◆ Stored data:

↓↓↓

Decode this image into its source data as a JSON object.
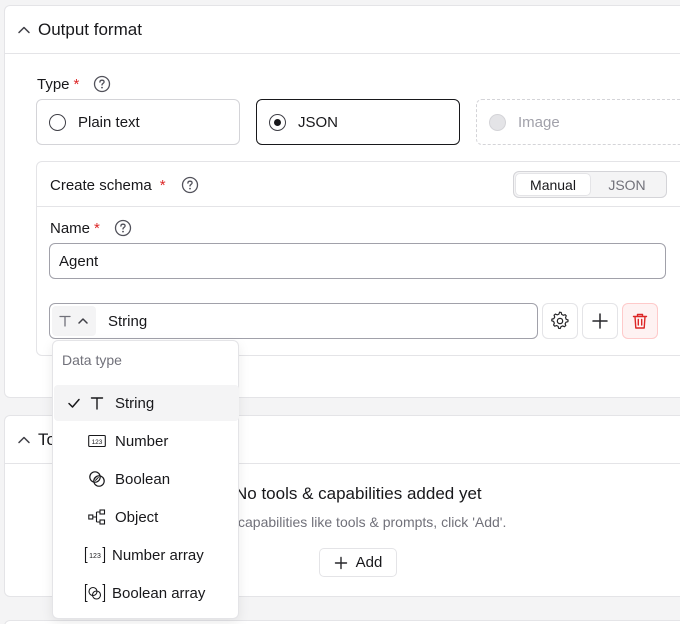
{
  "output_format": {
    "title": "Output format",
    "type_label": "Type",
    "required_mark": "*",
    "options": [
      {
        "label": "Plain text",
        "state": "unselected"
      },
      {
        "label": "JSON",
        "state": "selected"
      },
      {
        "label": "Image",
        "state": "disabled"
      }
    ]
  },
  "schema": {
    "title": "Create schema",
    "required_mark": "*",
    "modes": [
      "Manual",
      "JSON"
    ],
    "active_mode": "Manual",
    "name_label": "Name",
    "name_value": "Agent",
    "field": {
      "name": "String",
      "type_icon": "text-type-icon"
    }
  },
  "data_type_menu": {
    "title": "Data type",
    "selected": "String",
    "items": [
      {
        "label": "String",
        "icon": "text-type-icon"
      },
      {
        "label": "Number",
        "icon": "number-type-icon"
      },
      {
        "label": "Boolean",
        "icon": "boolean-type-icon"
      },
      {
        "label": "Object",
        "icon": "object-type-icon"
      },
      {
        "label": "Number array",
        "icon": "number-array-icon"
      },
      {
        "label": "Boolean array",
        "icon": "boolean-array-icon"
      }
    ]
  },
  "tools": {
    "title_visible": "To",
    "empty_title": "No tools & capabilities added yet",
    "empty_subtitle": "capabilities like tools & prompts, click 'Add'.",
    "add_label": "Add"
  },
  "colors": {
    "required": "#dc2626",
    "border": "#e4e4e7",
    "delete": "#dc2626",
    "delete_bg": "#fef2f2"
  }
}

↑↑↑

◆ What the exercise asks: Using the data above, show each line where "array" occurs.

◆ Your response:
        "label": "Number array",
        "icon": "number-array-icon"
        "label": "Boolean array",
        "icon": "boolean-array-icon"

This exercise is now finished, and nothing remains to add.